- WORK ITEM
Every entry should appear in your answer exactly as it does here.

▬▬▬

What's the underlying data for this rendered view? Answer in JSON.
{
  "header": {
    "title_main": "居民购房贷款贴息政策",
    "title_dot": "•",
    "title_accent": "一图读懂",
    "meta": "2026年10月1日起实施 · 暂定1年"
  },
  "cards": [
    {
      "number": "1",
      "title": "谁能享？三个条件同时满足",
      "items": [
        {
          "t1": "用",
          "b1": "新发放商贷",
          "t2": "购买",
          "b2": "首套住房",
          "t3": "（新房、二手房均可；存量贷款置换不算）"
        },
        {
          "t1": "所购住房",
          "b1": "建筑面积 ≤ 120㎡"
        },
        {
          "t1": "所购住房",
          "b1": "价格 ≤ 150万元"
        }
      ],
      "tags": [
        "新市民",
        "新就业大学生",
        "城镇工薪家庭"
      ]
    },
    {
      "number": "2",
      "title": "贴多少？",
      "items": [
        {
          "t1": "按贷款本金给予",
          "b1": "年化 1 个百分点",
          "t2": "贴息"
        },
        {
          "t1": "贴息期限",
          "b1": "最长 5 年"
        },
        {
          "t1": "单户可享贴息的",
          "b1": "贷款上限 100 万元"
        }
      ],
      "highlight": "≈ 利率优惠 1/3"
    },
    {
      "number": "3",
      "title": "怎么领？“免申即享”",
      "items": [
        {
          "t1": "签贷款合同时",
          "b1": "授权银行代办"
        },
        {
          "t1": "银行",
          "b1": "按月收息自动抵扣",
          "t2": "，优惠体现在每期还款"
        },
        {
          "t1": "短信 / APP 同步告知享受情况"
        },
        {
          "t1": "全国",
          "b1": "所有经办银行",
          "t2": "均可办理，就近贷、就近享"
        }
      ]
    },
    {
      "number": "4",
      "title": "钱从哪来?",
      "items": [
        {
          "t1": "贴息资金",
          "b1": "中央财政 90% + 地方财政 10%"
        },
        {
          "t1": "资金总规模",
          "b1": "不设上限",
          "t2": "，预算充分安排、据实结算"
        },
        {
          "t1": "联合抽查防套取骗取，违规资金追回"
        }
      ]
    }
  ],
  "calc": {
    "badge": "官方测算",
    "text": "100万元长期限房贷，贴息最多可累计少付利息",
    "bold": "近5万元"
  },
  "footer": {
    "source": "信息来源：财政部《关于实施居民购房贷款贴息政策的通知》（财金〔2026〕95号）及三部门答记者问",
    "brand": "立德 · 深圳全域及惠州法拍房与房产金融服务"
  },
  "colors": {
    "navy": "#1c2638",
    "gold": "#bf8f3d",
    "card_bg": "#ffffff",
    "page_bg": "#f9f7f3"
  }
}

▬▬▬

- REPLY
What's the underlying data for this rendered view? Answer in JSON.
{
  "header": {
    "title_main": "居民购房贷款贴息政策",
    "title_dot": "•",
    "title_accent": "一图读懂",
    "meta": "2026年10月1日起实施 · 暂定1年"
  },
  "cards": [
    {
      "number": "1",
      "title": "谁能享？三个条件同时满足",
      "items": [
        {
          "t1": "用",
          "b1": "新发放商贷",
          "t2": "购买",
          "b2": "首套住房",
          "t3": "（新房、二手房均可；存量贷款置换不算）"
        },
        {
          "t1": "所购住房",
          "b1": "建筑面积 ≤ 120㎡"
        },
        {
          "t1": "所购住房",
          "b1": "价格 ≤ 150万元"
        }
      ],
      "tags": [
        "新市民",
        "新就业大学生",
        "城镇工薪家庭"
      ]
    },
    {
      "number": "2",
      "title": "贴多少？",
      "items": [
        {
          "t1": "按贷款本金给予",
          "b1": "年化 1 个百分点",
          "t2": "贴息"
        },
        {
          "t1": "贴息期限",
          "b1": "最长 5 年"
        },
        {
          "t1": "单户可享贴息的",
          "b1": "贷款上限 100 万元"
        }
      ],
      "highlight": "≈ 利率优惠 1/3"
    },
    {
      "number": "3",
      "title": "怎么领？“免申即享”",
      "items": [
        {
          "t1": "签贷款合同时",
          "b1": "授权银行代办"
        },
        {
          "t1": "银行",
          "b1": "按月收息自动抵扣",
          "t2": "，优惠体现在每期还款"
        },
        {
          "t1": "短信 / APP 同步告知享受情况"
        },
        {
          "t1": "全国",
          "b1": "所有经办银行",
          "t2": "均可办理，就近贷、就近享"
        }
      ]
    },
    {
      "number": "4",
      "title": "钱从哪来?",
      "items": [
        {
          "t1": "贴息资金",
          "b1": "中央财政 90% + 地方财政 10%"
        },
        {
          "t1": "资金总规模",
          "b1": "不设上限",
          "t2": "，预算充分安排、据实结算"
        },
        {
          "t1": "联合抽查防套取骗取，违规资金追回"
        }
      ]
    }
  ],
  "calc": {
    "badge": "官方测算",
    "text": "100万元长期限房贷，贴息最多可累计少付利息",
    "bold": "近5万元"
  },
  "footer": {
    "source": "信息来源：财政部《关于实施居民购房贷款贴息政策的通知》（财金〔2026〕95号）及三部门答记者问",
    "brand": "立德 · 深圳全域及惠州法拍房与房产金融服务"
  },
  "colors": {
    "navy": "#1c2638",
    "gold": "#bf8f3d",
    "card_bg": "#ffffff",
    "page_bg": "#f9f7f3"
  }
}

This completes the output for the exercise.